Work instructions - Set down all the lines below, each one exactly as shown.

===== Record set =====

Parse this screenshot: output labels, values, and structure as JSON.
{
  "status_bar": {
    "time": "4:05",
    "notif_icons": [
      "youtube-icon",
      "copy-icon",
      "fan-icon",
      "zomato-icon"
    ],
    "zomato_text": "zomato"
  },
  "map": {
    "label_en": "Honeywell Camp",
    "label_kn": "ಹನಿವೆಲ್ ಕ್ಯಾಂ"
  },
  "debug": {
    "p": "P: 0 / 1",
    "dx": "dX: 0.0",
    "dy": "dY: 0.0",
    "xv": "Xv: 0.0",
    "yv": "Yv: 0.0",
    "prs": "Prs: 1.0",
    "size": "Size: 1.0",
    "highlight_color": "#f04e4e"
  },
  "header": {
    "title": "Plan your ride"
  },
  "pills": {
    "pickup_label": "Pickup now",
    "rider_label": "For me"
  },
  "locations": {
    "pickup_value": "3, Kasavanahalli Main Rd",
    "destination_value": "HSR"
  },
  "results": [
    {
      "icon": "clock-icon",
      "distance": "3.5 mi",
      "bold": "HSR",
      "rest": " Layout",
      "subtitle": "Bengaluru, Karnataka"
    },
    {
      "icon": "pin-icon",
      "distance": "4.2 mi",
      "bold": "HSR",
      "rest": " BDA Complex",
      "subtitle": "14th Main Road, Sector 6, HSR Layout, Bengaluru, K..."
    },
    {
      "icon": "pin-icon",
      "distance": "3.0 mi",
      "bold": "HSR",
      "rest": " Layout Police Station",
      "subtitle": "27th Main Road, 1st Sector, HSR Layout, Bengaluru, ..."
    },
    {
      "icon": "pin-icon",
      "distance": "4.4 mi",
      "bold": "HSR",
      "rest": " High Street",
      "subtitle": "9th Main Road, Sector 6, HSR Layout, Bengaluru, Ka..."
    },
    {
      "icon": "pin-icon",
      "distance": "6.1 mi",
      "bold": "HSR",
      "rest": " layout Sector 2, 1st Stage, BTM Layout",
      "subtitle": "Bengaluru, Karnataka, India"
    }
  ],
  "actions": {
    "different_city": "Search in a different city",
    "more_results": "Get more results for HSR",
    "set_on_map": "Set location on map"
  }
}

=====

Solution to the exercise -
Parse this screenshot: output labels, values, and structure as JSON.
{
  "status_bar": {
    "time": "4:05",
    "notif_icons": [
      "youtube-icon",
      "copy-icon",
      "fan-icon",
      "zomato-icon"
    ],
    "zomato_text": "zomato"
  },
  "map": {
    "label_en": "Honeywell Camp",
    "label_kn": "ಹನಿವೆಲ್ ಕ್ಯಾಂ"
  },
  "debug": {
    "p": "P: 0 / 1",
    "dx": "dX: 0.0",
    "dy": "dY: 0.0",
    "xv": "Xv: 0.0",
    "yv": "Yv: 0.0",
    "prs": "Prs: 1.0",
    "size": "Size: 1.0",
    "highlight_color": "#f04e4e"
  },
  "header": {
    "title": "Plan your ride"
  },
  "pills": {
    "pickup_label": "Pickup now",
    "rider_label": "For me"
  },
  "locations": {
    "pickup_value": "3, Kasavanahalli Main Rd",
    "destination_value": "HSR"
  },
  "results": [
    {
      "icon": "clock-icon",
      "distance": "3.5 mi",
      "bold": "HSR",
      "rest": " Layout",
      "subtitle": "Bengaluru, Karnataka"
    },
    {
      "icon": "pin-icon",
      "distance": "4.2 mi",
      "bold": "HSR",
      "rest": " BDA Complex",
      "subtitle": "14th Main Road, Sector 6, HSR Layout, Bengaluru, K..."
    },
    {
      "icon": "pin-icon",
      "distance": "3.0 mi",
      "bold": "HSR",
      "rest": " Layout Police Station",
      "subtitle": "27th Main Road, 1st Sector, HSR Layout, Bengaluru, ..."
    },
    {
      "icon": "pin-icon",
      "distance": "4.4 mi",
      "bold": "HSR",
      "rest": " High Street",
      "subtitle": "9th Main Road, Sector 6, HSR Layout, Bengaluru, Ka..."
    },
    {
      "icon": "pin-icon",
      "distance": "6.1 mi",
      "bold": "HSR",
      "rest": " layout Sector 2, 1st Stage, BTM Layout",
      "subtitle": "Bengaluru, Karnataka, India"
    }
  ],
  "actions": {
    "different_city": "Search in a different city",
    "more_results": "Get more results for HSR",
    "set_on_map": "Set location on map"
  }
}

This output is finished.